Jared Lee Loughner, charged with shooting Rep. Gabrielle Giffords and 18 others in a January rampage in Tucson, can't be forced to take anti-psychotic drugs until the government shows that the drugs are absolutely necessary and likely to render him competent to stand trial, a federal appeals court has ruled.
In an order made public Tuesday, a three-judge panel of the U.S. 9th Circuit Court of Appeals issued a temporary halt to the involuntary medication of Loughner, who has been diagnosed with schizophrenia and declared mentally incompetent to stand trial. He is being held at a federal prison hospital in Missouri.
The court asked lawyers for both the defendant and the federal government to make their case by Wednesday evening, hinting that a final decision on the forced medication issue would probably come soon.

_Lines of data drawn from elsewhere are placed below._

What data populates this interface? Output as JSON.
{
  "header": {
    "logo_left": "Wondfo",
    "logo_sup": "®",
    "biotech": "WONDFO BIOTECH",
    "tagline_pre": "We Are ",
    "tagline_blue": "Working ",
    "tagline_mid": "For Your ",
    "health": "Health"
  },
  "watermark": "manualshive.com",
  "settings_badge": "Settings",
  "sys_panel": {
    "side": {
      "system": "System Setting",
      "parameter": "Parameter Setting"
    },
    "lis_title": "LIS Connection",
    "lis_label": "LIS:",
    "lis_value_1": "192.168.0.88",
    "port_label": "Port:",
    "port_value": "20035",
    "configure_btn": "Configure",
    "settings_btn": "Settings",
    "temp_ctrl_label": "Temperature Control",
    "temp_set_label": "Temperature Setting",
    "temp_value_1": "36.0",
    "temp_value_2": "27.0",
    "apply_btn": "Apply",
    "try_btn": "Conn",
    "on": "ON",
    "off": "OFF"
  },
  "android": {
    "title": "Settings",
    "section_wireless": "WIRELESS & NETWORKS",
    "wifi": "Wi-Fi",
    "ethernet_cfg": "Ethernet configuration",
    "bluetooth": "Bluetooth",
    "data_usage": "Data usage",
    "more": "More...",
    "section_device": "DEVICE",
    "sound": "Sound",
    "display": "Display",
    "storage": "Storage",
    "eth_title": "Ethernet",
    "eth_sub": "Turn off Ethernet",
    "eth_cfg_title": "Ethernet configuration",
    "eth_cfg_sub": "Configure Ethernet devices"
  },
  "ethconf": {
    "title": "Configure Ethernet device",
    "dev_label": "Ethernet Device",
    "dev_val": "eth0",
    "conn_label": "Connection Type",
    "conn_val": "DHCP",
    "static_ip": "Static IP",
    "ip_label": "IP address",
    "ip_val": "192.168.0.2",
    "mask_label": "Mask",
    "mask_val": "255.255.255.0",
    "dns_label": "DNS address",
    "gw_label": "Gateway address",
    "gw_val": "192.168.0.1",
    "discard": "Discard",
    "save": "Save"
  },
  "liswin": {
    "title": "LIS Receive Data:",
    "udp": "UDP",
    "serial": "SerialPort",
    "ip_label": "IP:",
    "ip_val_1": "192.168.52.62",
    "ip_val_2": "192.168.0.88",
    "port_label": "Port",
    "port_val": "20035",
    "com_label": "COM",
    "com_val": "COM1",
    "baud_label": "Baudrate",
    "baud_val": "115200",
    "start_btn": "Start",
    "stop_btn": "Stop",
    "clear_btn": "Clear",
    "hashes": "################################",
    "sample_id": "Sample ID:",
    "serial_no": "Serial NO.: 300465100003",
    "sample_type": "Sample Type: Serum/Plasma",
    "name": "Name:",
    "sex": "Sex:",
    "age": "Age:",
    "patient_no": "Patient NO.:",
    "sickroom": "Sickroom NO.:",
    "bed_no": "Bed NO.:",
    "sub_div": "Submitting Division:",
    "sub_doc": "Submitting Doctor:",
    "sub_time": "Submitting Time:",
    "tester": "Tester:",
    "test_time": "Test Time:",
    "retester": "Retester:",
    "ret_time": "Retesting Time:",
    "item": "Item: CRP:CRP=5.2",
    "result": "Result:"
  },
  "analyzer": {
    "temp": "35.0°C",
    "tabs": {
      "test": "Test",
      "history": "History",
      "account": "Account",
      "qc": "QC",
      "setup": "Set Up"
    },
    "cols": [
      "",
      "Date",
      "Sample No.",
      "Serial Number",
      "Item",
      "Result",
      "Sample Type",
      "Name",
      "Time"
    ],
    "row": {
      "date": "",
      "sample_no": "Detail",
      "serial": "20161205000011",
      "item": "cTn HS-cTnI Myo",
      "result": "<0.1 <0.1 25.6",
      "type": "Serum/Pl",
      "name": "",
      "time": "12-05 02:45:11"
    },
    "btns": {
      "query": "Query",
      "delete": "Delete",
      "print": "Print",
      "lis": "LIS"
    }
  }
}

The appeals court panel, headed by Chief Judge Alex Kozinski, issued the temporary stay at the request of Loughner's defense lawyers, who argued that the government isn't entitled to overrule a prisoner's objection to medication without a court hearing.